It hasn’t all been awesome commissions and writing about magickal properties of fabric, though.  Emotionally, this year was rough.  My depression and anxiety are being controlled, but are still present and not being helped by the monthly uncertainty of whether or not I’ll have health insurance.  Also not helping is the situation with the house, and the custody battle with my ex-husband it has triggered.  I have spent a ridiculous amount of time pulling together documentation, talking to lawyers, and sitting in courtrooms when I could be working.

With all of those external stressors, it would be easy to write 2017 off as a bad mental health year.  I have had one success, though.  I have, for the most part, killed off my Jerk Brain.  It hasn’t bothered me for months, and the couple of times it has reared its malicious head, I have vanquished it easily.  This bugaboo has plagued me my entire life (my first memory of it comes from kindergarten) and I had resigned myself to living with it my entire life.  So to say that getting ride of my Jerk Brain has helped my overall happiness is an understatement.

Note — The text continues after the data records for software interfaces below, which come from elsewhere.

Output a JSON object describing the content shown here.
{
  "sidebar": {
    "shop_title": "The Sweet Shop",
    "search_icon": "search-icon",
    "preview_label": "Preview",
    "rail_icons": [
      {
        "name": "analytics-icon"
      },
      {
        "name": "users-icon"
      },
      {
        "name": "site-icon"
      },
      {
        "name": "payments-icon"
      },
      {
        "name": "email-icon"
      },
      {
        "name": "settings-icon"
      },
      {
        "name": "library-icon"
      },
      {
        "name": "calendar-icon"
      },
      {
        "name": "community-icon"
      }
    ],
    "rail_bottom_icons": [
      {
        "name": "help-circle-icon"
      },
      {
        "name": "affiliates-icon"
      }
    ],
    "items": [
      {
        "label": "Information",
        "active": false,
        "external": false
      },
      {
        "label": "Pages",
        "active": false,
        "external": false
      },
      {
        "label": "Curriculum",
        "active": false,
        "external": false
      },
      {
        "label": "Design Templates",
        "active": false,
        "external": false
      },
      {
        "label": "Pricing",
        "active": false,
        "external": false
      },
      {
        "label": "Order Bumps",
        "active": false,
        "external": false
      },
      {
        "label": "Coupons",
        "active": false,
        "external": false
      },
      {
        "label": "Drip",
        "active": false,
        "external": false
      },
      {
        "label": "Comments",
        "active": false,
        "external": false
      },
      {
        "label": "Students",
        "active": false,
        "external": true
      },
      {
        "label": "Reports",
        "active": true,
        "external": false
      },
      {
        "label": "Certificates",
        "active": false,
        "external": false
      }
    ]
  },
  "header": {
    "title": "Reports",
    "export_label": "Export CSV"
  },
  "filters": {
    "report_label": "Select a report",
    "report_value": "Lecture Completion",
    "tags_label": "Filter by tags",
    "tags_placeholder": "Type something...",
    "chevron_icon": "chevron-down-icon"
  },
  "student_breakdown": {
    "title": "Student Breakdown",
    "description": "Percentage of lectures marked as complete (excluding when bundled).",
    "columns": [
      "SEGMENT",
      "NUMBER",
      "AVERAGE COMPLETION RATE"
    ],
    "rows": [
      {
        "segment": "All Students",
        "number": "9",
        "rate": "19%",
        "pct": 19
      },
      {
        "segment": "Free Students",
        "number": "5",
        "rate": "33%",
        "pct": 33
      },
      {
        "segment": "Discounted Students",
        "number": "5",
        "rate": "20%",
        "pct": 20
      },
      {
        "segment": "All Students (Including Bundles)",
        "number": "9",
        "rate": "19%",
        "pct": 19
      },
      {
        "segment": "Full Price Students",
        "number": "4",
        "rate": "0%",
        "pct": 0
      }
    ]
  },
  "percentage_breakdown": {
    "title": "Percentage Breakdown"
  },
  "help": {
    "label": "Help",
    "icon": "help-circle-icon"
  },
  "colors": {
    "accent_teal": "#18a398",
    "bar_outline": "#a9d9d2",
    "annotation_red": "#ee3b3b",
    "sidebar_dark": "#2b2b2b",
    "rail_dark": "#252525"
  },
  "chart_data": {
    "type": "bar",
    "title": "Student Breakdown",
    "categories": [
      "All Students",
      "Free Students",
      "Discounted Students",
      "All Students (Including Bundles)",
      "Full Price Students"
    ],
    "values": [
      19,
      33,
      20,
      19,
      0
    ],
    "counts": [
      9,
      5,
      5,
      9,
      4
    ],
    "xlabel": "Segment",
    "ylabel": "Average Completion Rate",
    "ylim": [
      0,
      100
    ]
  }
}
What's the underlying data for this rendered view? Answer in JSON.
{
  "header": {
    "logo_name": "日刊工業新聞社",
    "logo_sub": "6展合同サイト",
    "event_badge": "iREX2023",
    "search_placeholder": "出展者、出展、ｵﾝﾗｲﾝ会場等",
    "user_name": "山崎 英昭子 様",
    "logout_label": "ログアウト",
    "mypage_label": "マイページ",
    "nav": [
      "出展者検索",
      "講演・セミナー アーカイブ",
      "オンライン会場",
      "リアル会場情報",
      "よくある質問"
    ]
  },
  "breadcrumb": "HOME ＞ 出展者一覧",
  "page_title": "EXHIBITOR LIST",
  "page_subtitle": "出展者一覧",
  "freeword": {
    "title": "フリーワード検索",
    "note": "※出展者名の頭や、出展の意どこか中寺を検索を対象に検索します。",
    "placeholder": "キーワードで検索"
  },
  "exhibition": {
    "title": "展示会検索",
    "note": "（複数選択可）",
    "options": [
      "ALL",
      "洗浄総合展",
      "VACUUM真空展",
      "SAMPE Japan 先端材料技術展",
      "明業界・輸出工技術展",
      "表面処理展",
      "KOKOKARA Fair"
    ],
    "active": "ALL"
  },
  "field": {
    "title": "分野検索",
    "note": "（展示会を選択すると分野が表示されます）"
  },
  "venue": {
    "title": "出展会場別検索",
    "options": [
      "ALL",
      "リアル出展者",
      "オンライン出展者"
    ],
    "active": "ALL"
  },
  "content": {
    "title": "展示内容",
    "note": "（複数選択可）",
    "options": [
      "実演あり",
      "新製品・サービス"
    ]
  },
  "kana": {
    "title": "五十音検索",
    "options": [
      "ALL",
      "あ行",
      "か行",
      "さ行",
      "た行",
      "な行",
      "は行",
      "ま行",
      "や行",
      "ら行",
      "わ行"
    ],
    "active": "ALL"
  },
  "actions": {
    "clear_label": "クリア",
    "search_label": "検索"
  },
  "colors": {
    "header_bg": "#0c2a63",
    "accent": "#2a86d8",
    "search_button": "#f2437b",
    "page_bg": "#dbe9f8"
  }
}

It’s been mostly the happenings in the larger world that have been awful and taxing.  I’ve tried to not let things like the recent passing of the tax plan, or the repeal of net neutrality get me down.  I keep thinking about places like Puerto Rico and Flint and the people there who are living with far more imminent dangers.  The events of 2017 have pushed me further left, to the point where I am no longer coy about my more “radical”* beliefs: Universal Basic Income, universal healthcare, federal legalization of marijuana, federally mandated equal pay and family leave.  I used to keep these beliefs to myself, and I understand now that doing so has contributed to where the country is now.**

Overall, what 2017 taught me was that I needed to embrace what makes me happy and act on it apologetically.  The world as it is will put pressure on me to give up on my happiness.  It will be unmovingly cruel, it will try to break me financially and emotionally.  But I owe it to my past self to stick to my happiness.

I’m not the same person I was a year ago.  I am myself amplified.  That is what I take with me into this new year.


*”Radical” to the conservative members of my friends and family who still believe in prosperity gospel and bootstraps and the like.

**Not that I am blaming myself, individually, for the current state of affairs, but there seems to be a large, silent majority willing to let bigoted family members go unchallenged, for example, just to avoid confrontation.

The Way We Think About Work Is Broken

“And there’s something special about idea technology, that makes it different from the technology of things.  With things, if the technology sucks, it just vanishes, right?  Bad technology disappears.  With ideas—false ideas about human beings will not go away if people believe that they’re true.  Because if people believe that they’re true, they create ways of living and institutions that are consistent with these very false ideas.”

—Barry Schwartz